Rural women are following traditions which have been coming down the ages, due to which children are becoming victims of malnutrition. Many times due to these rituals and customs they do not even breast feed their new born child immediately after delivery. New born babiesif not breast fed on time are badly effected and the development of the child gets effected. There are many such reasons which especially promote malnutrition in Jharkhand.
As per the United Nations Children Fund, the most malnourished children in the world are in India. In this regard, UNICEF's representative in India, Dr. Yasmin Ali Haque, has launched the malnutrition free India campaign whereby the country will be malnutrition free by 2022.
The central government has decided to remove malnutrition, in order to solve the problem of malnutrition, the pregnant women, lactating mothers, will receive an increased amount of nutritional supplements.
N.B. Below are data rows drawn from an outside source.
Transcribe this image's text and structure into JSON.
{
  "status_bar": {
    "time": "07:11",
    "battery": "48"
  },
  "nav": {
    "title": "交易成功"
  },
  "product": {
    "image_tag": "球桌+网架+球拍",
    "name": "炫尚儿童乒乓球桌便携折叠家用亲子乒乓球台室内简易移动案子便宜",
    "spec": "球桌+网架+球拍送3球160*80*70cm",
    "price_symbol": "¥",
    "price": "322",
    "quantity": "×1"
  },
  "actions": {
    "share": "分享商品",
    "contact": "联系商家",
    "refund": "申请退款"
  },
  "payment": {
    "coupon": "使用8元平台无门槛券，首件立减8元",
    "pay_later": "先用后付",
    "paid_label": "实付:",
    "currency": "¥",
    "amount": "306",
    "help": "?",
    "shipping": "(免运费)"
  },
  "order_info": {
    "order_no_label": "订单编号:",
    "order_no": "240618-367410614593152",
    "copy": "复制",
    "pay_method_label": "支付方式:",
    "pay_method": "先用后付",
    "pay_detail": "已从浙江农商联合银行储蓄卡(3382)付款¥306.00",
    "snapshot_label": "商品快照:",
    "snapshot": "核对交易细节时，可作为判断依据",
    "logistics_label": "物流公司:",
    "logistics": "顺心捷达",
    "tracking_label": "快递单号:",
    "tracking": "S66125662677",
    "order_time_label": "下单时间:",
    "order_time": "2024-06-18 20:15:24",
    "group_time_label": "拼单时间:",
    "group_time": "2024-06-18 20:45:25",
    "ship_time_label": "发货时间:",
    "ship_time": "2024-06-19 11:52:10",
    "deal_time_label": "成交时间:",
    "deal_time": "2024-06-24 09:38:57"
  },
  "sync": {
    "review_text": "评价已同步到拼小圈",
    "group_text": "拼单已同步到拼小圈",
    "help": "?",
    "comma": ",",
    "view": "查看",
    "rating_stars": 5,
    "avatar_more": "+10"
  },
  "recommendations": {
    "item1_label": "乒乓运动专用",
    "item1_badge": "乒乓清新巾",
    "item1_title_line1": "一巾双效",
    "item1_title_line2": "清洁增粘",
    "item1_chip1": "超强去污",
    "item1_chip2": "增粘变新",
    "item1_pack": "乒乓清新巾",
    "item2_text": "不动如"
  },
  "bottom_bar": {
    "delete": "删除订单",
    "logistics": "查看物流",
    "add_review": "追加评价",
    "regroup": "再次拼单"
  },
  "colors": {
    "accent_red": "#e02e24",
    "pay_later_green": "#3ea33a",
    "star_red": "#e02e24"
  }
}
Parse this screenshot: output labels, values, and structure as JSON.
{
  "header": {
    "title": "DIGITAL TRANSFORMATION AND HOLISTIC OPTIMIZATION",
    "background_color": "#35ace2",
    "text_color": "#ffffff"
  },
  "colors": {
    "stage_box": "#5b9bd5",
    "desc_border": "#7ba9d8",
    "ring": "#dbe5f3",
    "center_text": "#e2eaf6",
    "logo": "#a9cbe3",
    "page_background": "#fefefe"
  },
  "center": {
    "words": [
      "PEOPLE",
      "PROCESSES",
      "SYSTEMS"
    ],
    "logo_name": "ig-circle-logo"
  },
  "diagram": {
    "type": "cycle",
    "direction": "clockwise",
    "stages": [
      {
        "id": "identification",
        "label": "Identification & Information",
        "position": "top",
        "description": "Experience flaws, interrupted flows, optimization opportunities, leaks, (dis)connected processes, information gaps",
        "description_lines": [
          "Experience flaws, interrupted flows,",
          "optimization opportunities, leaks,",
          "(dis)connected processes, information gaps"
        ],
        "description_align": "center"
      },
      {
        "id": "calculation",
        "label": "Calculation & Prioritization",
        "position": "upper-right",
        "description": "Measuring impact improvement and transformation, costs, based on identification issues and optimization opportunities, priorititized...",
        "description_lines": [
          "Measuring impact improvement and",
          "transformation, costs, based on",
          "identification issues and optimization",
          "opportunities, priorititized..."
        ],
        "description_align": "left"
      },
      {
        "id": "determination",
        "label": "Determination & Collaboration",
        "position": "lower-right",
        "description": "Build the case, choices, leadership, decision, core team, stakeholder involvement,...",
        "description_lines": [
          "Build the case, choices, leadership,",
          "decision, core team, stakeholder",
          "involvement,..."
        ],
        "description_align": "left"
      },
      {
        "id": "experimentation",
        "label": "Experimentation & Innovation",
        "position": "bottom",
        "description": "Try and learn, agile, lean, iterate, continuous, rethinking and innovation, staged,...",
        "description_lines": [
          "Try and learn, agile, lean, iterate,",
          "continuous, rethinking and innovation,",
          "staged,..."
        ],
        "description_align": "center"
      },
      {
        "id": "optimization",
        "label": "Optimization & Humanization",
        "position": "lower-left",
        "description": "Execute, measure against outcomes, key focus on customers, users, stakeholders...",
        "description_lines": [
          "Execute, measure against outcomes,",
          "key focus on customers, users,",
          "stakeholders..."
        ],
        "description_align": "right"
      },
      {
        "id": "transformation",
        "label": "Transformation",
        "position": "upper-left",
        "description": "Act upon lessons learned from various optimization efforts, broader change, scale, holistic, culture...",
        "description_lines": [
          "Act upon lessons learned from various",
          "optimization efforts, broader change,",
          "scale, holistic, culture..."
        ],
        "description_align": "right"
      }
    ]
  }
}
Nutrition supplements will also be given to children till the age of 6 years and adolescent girls.But until the mindset of people does not change,conquering malnutrition will be extremely difficult.
It is necessary that the government also runs a program to spread awareness of the health of pregnant women along with many schemes and it is also important to work on breaking myths and customs which come in the way of removing malnutrition from the country.
The words expressed above are from Shailendra Sinha, a senior writer from Charkha feature. (ANI)